The Law by Decree on Cybercrimes No. 16 of 2017 (hereinafter Cybercrimes Decree Law or Decree Law) violates and impedes the right to freedom of expression, right to privacy, and right of access to information, seriously jeopardizing human rights. In addition to the continued absence of the Palestinian Legislative Council (PLC), Palestinian civil society organisations were not allowed the opportunity to view or take part in relevant deliberations before the Cybercrimes Decree Law was approved and published in the Palestinian Official Gazette. As such, the Cybercrimes Decree Law was approved in secret. This approach was entirely inconsistent with the principles of transparency, community participation, and National Policy Agenda 2017-22: Putting Citizens First. According to the latter document, the government stresses its commitment to full partnership with, and openness to, the civil society in public policy and law-making making processes. The Decree Law also stands in stark contrast against international conventions, to which the State of Palestine acceded, and relevant international principles.

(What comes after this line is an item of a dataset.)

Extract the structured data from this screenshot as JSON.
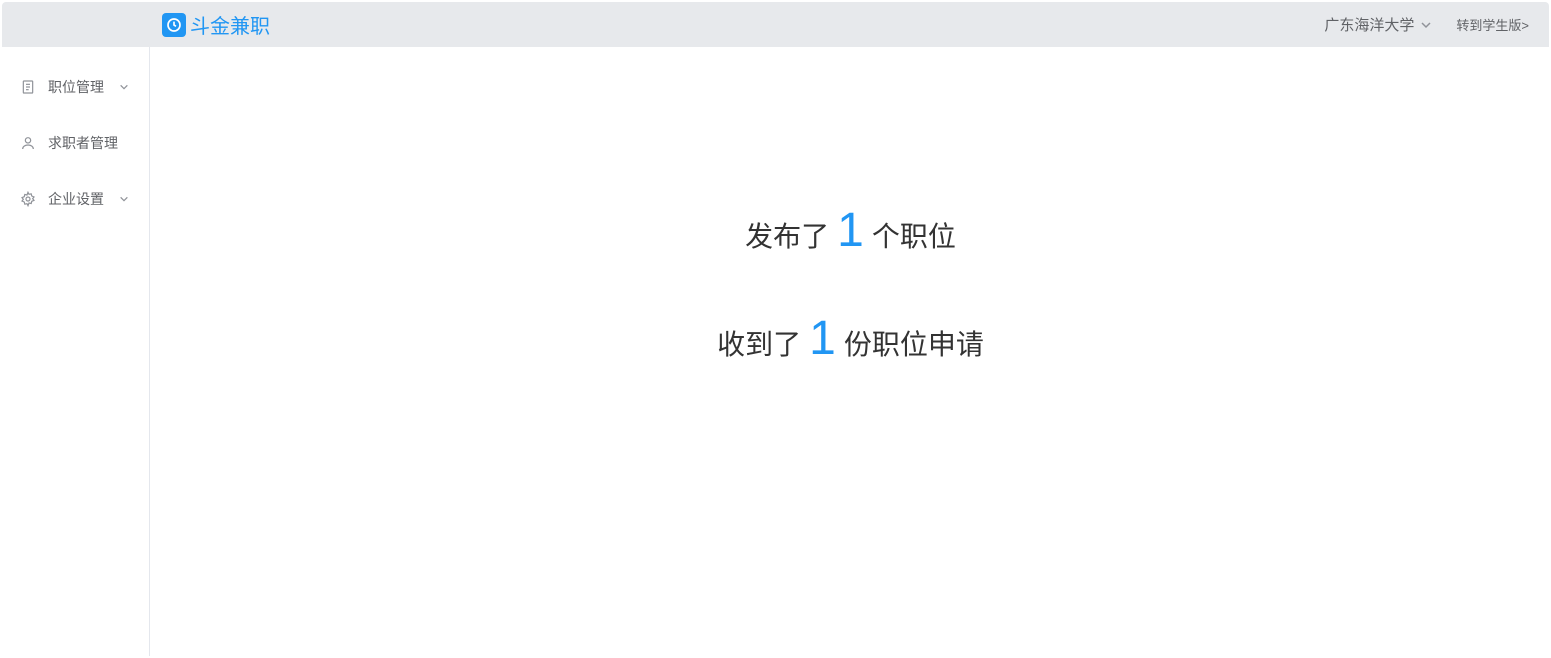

The approval of the Cybercrimes Decree Law was met with widespread opposition from civil society organisations. Al-Haq led a lobbying and advocacy campaign to amend and bring the Decree Law into full compliance with international human rights conventions. In this vein, Al-Haq published detailed comments on the Cybercrimes Decree Law. Based on these comments, Al-Haq held multiple meetings with civil society organisations to consolidate their position on the Decree Law. Al-Haq also organised meetings and workshops, which brought together human rights defenders and activists to explain the risks posed by the Cybercrimes Decree Law, and contribute to creating a public opinion that rejects the violations its provisions invoke. On 30 August 2017, Al-Haq sent a legal notice to the Prime Minister, demanding that substantive amendments be made to the Cybercrimes Decree Law to ensure consistency with the provisions of the Palestinian Basic Law and international human rights conventions and standards.